Exercise prompt =
Exact reproduction of every record is required, and pictures are to be excluded.

-------- Extracted entries --------

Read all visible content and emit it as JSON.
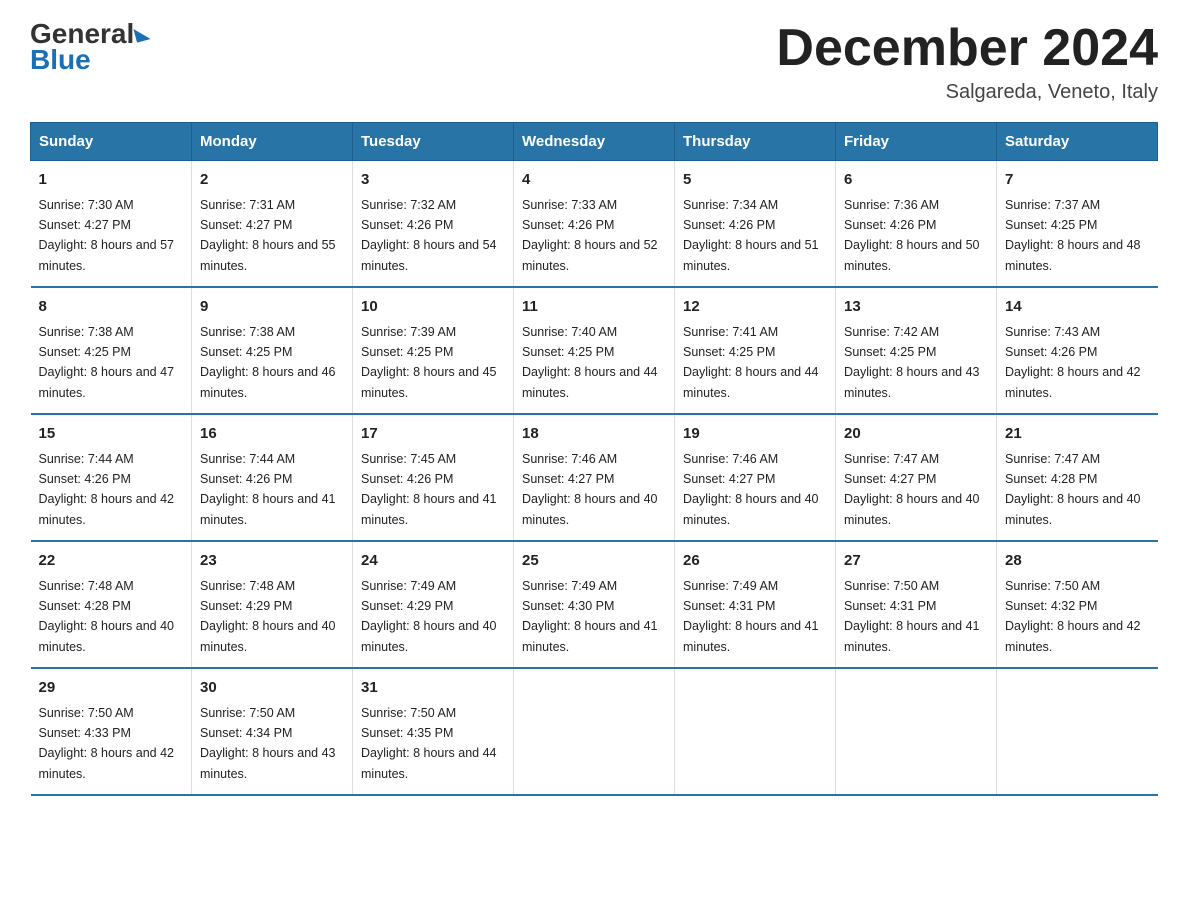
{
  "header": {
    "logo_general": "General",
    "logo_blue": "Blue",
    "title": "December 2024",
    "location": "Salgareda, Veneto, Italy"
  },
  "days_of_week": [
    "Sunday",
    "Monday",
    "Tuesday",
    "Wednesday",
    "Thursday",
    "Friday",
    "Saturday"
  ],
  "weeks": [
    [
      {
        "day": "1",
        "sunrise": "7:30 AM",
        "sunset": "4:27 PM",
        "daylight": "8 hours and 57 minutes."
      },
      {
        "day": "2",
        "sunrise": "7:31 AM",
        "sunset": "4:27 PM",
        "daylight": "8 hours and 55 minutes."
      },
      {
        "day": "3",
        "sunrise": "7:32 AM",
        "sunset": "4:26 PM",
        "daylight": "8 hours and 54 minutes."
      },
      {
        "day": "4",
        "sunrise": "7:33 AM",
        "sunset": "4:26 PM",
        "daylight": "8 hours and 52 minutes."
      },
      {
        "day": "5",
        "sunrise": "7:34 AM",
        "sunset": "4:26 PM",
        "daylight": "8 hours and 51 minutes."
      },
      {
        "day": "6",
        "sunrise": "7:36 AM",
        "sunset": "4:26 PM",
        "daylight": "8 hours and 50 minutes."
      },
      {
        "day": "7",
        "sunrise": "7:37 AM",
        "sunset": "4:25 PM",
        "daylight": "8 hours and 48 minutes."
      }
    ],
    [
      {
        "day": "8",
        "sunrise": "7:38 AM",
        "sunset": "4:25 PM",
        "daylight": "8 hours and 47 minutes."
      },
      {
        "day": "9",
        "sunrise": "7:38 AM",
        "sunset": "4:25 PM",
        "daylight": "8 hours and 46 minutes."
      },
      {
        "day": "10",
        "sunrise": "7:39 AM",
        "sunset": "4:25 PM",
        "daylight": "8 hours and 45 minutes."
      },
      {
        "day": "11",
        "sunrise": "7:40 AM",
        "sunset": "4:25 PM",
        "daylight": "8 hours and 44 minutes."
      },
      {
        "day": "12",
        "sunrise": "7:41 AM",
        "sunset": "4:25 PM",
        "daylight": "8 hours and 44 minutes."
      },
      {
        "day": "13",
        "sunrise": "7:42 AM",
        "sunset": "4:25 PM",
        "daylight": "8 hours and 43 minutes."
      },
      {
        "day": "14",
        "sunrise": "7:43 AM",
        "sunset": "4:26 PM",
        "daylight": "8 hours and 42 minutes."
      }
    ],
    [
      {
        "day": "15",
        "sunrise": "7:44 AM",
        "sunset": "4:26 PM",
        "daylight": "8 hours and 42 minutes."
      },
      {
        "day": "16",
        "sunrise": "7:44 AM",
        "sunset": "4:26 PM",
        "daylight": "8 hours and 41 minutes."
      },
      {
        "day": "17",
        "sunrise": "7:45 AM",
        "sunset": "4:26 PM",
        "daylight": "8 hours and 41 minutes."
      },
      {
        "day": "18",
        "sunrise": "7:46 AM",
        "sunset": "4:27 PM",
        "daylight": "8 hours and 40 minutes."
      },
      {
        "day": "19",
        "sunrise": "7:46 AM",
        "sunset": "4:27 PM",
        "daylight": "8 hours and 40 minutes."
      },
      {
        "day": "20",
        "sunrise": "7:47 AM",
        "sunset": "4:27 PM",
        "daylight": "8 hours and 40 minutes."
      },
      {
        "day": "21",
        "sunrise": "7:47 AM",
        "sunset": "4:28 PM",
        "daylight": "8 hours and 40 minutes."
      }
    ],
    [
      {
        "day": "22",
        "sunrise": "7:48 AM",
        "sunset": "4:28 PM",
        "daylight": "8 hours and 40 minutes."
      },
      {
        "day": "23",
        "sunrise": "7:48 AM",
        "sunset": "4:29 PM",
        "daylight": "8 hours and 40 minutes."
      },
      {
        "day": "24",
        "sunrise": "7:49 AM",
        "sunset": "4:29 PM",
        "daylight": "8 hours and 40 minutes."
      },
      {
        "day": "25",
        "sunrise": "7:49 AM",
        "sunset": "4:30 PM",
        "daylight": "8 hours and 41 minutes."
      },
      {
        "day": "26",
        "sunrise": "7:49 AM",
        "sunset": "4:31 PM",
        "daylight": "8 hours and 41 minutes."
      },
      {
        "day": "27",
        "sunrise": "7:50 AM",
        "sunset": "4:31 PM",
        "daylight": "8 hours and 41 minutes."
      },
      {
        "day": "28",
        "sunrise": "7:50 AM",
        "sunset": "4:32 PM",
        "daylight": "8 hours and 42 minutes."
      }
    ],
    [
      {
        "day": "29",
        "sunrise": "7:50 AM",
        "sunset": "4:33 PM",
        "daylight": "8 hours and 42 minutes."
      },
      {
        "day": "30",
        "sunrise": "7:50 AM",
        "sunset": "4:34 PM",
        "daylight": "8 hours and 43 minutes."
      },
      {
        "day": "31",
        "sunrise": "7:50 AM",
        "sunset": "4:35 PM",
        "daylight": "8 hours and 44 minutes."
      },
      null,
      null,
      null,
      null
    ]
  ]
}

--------

Task response =
Read all visible content and emit it as JSON.
{
  "header": {
    "logo_general": "General",
    "logo_blue": "Blue",
    "title": "December 2024",
    "location": "Salgareda, Veneto, Italy"
  },
  "days_of_week": [
    "Sunday",
    "Monday",
    "Tuesday",
    "Wednesday",
    "Thursday",
    "Friday",
    "Saturday"
  ],
  "weeks": [
    [
      {
        "day": "1",
        "sunrise": "7:30 AM",
        "sunset": "4:27 PM",
        "daylight": "8 hours and 57 minutes."
      },
      {
        "day": "2",
        "sunrise": "7:31 AM",
        "sunset": "4:27 PM",
        "daylight": "8 hours and 55 minutes."
      },
      {
        "day": "3",
        "sunrise": "7:32 AM",
        "sunset": "4:26 PM",
        "daylight": "8 hours and 54 minutes."
      },
      {
        "day": "4",
        "sunrise": "7:33 AM",
        "sunset": "4:26 PM",
        "daylight": "8 hours and 52 minutes."
      },
      {
        "day": "5",
        "sunrise": "7:34 AM",
        "sunset": "4:26 PM",
        "daylight": "8 hours and 51 minutes."
      },
      {
        "day": "6",
        "sunrise": "7:36 AM",
        "sunset": "4:26 PM",
        "daylight": "8 hours and 50 minutes."
      },
      {
        "day": "7",
        "sunrise": "7:37 AM",
        "sunset": "4:25 PM",
        "daylight": "8 hours and 48 minutes."
      }
    ],
    [
      {
        "day": "8",
        "sunrise": "7:38 AM",
        "sunset": "4:25 PM",
        "daylight": "8 hours and 47 minutes."
      },
      {
        "day": "9",
        "sunrise": "7:38 AM",
        "sunset": "4:25 PM",
        "daylight": "8 hours and 46 minutes."
      },
      {
        "day": "10",
        "sunrise": "7:39 AM",
        "sunset": "4:25 PM",
        "daylight": "8 hours and 45 minutes."
      },
      {
        "day": "11",
        "sunrise": "7:40 AM",
        "sunset": "4:25 PM",
        "daylight": "8 hours and 44 minutes."
      },
      {
        "day": "12",
        "sunrise": "7:41 AM",
        "sunset": "4:25 PM",
        "daylight": "8 hours and 44 minutes."
      },
      {
        "day": "13",
        "sunrise": "7:42 AM",
        "sunset": "4:25 PM",
        "daylight": "8 hours and 43 minutes."
      },
      {
        "day": "14",
        "sunrise": "7:43 AM",
        "sunset": "4:26 PM",
        "daylight": "8 hours and 42 minutes."
      }
    ],
    [
      {
        "day": "15",
        "sunrise": "7:44 AM",
        "sunset": "4:26 PM",
        "daylight": "8 hours and 42 minutes."
      },
      {
        "day": "16",
        "sunrise": "7:44 AM",
        "sunset": "4:26 PM",
        "daylight": "8 hours and 41 minutes."
      },
      {
        "day": "17",
        "sunrise": "7:45 AM",
        "sunset": "4:26 PM",
        "daylight": "8 hours and 41 minutes."
      },
      {
        "day": "18",
        "sunrise": "7:46 AM",
        "sunset": "4:27 PM",
        "daylight": "8 hours and 40 minutes."
      },
      {
        "day": "19",
        "sunrise": "7:46 AM",
        "sunset": "4:27 PM",
        "daylight": "8 hours and 40 minutes."
      },
      {
        "day": "20",
        "sunrise": "7:47 AM",
        "sunset": "4:27 PM",
        "daylight": "8 hours and 40 minutes."
      },
      {
        "day": "21",
        "sunrise": "7:47 AM",
        "sunset": "4:28 PM",
        "daylight": "8 hours and 40 minutes."
      }
    ],
    [
      {
        "day": "22",
        "sunrise": "7:48 AM",
        "sunset": "4:28 PM",
        "daylight": "8 hours and 40 minutes."
      },
      {
        "day": "23",
        "sunrise": "7:48 AM",
        "sunset": "4:29 PM",
        "daylight": "8 hours and 40 minutes."
      },
      {
        "day": "24",
        "sunrise": "7:49 AM",
        "sunset": "4:29 PM",
        "daylight": "8 hours and 40 minutes."
      },
      {
        "day": "25",
        "sunrise": "7:49 AM",
        "sunset": "4:30 PM",
        "daylight": "8 hours and 41 minutes."
      },
      {
        "day": "26",
        "sunrise": "7:49 AM",
        "sunset": "4:31 PM",
        "daylight": "8 hours and 41 minutes."
      },
      {
        "day": "27",
        "sunrise": "7:50 AM",
        "sunset": "4:31 PM",
        "daylight": "8 hours and 41 minutes."
      },
      {
        "day": "28",
        "sunrise": "7:50 AM",
        "sunset": "4:32 PM",
        "daylight": "8 hours and 42 minutes."
      }
    ],
    [
      {
        "day": "29",
        "sunrise": "7:50 AM",
        "sunset": "4:33 PM",
        "daylight": "8 hours and 42 minutes."
      },
      {
        "day": "30",
        "sunrise": "7:50 AM",
        "sunset": "4:34 PM",
        "daylight": "8 hours and 43 minutes."
      },
      {
        "day": "31",
        "sunrise": "7:50 AM",
        "sunset": "4:35 PM",
        "daylight": "8 hours and 44 minutes."
      },
      null,
      null,
      null,
      null
    ]
  ]
}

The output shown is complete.